They are now making their way into the consciousness of the Western mainstream, with an increasing influence in the UK and US. By encouraging us to be frugal with our possessions, (i.e. using natural materials for interior design) these concepts can be the future of eco-living.

What is Wabi-Sabi and Mottainai??

Wabi-Sabi emphasizes an acceptance of transience and imperfection. Although Wabi had the original meaning of sad and lonely, it has come to describe those that are simple, unmaterialistic and at one with nature. The term Sabi is defined as the “the bloom of time”, and has evolved into a new meaning: taking pleasure and seeing beauty in things that are old and faded. 

Any flaws in objects, like cracks or marks, are cherished because they illustrate the passage of time. Wear and tear is seen as a representation of their loving use. This makes it intrinsically linked to Wabi, due to its emphasis on simplicity and rejection of materialism.

In the West, Wabi-Sabi has infiltrated many elements of daily life, from cuisine to interior design. Specialist Japanese homeware companies, like Sansho, source handmade products that embody the Wabi-Sabi philosophy.

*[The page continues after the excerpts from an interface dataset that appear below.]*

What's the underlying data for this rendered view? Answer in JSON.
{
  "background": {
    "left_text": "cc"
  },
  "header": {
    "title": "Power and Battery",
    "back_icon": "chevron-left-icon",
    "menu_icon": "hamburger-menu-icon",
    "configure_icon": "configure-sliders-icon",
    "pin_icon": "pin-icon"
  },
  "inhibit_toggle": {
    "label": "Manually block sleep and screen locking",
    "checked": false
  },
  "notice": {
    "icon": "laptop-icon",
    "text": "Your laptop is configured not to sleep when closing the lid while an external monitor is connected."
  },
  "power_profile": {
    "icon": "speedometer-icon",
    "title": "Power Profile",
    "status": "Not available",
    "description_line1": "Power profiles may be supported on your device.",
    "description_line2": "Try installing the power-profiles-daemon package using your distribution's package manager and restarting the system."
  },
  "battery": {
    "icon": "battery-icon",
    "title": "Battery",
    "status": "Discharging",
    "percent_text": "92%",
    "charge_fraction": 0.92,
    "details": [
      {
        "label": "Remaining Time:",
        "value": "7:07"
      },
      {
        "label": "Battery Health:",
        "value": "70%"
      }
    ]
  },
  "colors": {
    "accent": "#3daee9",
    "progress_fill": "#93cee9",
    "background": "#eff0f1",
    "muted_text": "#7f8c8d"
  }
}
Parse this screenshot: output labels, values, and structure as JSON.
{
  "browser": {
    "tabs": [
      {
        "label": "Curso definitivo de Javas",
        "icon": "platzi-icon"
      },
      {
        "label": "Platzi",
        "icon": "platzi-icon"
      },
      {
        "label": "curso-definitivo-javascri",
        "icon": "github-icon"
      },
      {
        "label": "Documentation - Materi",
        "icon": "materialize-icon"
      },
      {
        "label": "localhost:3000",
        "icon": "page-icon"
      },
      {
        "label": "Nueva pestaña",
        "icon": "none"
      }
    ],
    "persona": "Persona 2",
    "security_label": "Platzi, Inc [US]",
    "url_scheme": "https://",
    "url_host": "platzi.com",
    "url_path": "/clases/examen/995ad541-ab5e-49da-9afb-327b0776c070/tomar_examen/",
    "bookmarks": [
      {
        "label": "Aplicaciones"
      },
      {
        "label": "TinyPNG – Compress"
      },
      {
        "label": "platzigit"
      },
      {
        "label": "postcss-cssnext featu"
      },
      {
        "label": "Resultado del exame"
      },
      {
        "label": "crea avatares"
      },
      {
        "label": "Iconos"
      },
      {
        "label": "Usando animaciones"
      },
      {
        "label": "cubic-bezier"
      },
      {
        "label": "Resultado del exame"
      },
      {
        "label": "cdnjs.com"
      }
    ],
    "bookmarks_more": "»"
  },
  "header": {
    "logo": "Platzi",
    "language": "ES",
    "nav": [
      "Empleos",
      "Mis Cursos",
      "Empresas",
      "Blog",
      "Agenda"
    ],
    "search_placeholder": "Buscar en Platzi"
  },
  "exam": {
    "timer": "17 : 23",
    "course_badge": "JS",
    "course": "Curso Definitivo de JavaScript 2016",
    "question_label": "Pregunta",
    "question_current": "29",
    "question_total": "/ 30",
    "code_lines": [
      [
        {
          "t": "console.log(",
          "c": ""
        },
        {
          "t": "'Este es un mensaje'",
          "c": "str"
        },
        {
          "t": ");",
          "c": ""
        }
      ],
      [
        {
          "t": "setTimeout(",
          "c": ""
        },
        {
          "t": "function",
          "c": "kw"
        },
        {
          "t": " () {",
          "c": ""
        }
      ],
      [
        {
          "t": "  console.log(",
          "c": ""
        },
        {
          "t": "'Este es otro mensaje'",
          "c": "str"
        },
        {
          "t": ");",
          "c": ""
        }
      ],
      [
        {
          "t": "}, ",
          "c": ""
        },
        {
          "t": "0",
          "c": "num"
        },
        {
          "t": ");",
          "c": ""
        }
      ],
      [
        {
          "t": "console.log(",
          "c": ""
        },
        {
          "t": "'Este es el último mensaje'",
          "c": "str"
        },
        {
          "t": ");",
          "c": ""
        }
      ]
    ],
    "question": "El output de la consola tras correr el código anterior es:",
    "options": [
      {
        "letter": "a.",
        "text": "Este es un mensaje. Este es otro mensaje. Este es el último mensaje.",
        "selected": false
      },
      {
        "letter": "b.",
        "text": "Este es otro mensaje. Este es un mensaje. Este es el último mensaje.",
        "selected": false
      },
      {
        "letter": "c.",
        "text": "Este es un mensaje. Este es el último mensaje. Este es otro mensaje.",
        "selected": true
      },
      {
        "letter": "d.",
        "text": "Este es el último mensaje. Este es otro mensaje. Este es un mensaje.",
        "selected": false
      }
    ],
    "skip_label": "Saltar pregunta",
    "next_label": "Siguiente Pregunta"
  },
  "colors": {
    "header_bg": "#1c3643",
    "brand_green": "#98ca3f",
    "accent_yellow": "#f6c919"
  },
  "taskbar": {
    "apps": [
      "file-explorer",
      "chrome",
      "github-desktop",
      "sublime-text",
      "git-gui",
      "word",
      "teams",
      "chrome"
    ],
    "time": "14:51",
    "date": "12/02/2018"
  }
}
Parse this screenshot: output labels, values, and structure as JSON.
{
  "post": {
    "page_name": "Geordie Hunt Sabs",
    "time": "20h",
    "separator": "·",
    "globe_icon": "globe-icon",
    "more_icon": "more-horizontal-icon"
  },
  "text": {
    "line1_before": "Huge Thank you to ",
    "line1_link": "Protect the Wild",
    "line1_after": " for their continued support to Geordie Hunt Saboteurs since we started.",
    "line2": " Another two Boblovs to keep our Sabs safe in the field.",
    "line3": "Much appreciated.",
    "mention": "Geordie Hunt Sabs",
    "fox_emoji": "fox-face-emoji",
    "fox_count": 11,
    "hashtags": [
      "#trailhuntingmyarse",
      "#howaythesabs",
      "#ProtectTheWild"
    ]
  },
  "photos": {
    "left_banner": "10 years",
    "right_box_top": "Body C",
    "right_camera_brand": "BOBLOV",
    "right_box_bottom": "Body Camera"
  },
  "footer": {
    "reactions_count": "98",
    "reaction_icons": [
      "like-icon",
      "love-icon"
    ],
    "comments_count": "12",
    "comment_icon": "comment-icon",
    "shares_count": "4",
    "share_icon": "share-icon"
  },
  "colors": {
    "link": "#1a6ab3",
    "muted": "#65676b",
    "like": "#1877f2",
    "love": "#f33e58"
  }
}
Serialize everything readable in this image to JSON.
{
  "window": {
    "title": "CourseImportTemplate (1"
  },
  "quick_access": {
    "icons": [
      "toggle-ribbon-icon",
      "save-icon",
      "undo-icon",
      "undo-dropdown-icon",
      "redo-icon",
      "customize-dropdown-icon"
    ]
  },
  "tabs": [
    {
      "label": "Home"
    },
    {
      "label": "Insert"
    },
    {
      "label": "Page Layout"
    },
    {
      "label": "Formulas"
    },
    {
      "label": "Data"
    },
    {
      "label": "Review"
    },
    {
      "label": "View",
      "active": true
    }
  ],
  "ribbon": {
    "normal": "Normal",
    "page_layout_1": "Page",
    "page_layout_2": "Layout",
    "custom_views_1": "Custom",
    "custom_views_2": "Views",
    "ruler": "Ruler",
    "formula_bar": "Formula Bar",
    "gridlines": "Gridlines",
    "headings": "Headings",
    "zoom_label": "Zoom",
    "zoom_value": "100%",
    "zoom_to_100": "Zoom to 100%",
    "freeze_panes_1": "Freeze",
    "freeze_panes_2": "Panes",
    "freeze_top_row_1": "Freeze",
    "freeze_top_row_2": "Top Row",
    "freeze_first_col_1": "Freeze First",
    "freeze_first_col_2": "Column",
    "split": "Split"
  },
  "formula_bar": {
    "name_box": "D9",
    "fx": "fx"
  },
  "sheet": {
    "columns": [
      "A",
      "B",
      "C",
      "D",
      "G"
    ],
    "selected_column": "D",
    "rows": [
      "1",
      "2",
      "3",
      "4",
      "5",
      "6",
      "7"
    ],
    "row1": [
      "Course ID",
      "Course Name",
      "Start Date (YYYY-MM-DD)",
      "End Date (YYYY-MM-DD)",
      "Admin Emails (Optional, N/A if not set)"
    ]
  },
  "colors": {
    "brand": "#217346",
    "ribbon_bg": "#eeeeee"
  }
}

Their products, largely made from natural materials, are handcrafted by traditional Japanese artisans – meaning no two pieces are the same and no two pieces are “perfect” in size or shape.


Mottainai is a term expressing a feeling of regret concerning waste, translating roughly in English to either “what a waste!” or “Don’t waste!”. The philosophy emphasizes the intrinsic value of a resource or object, and is linked to hinto animism, the notion that all objects have a spirit, or ‘kami’. The idea that we are part of nature is a key part of Japanese psychology.

Mottainai also has origins in Buddhist philosophy. The Buddhist monastic tradition emphasizes a life of frugality, to allow us to concentrate on attaining enlightenment. It is from this move towards frugality that a link to Mottainai as a concept of waste can be made.

How have Wabi-Sabi and Mottainai promoted eco living?

Wabi-Sabi is still a prominent feature of Japanese life today, and has remained instrumental in the way people design their homes. The ideas of imperfection and frugality are hugely influential.

For example, instead of buying a brand-new kitchen table, many Japanese people instead retain a table that has been passed through the generations. Although its long use can be seen by various marks and scratches, Wabi-Sabi has taught people that they should value it because of its imperfect nature. Those scratches and marks are a story and signify the passage of time. This is a far cry from what we typically associate with the Western World.

Like Wabi Sabi, Mottainai is manifested throughout Japanese life, creating a great respect for Japanese resources. This has had a major impact on home design. For example, the Japanese prefer natural materials in their homes, such as using soil and dried grass as thermal insulation.

Their influence in the UK

The UK appears to be increasingly influenced by thes two concepts. Some new reports indicate that Wabi Sabi has been labelled as ‘the trend of 2018’. For example, Japanese ofuro baths inspired the project that won the New London Architecture’s 2017 Don’t Move, Improve award. Ofuro baths are smaller than typical baths, use less water, and are usually made out of natural materials, like hinoki wood.

Many other UK properties have also been influenced by these philosophies, such as natural Kebony wood being applied to the external cladding of a Victorian property in Hampstead; or a house in Lancaster Gate using rice paper partitions as sub-dividers. These examples embody the spirit of both philosophies. They are representative of Mottainai because of their use of natural resources to discourage waste. And they’re reflective of Wabi-Sabi because they accept imperfect materials that have not been engineered or modified.

In a world that is plagued by mass over-consumption and an incessant need for novelty, the ancient concepts of Mottainai and Wabi-Sabi provide a blueprint for living a more sustainable life. They help us to reduce consumption and put less of a strain on the planet. This refreshing mindset can help us transform the way we go about our day to day lives.

Continue Reading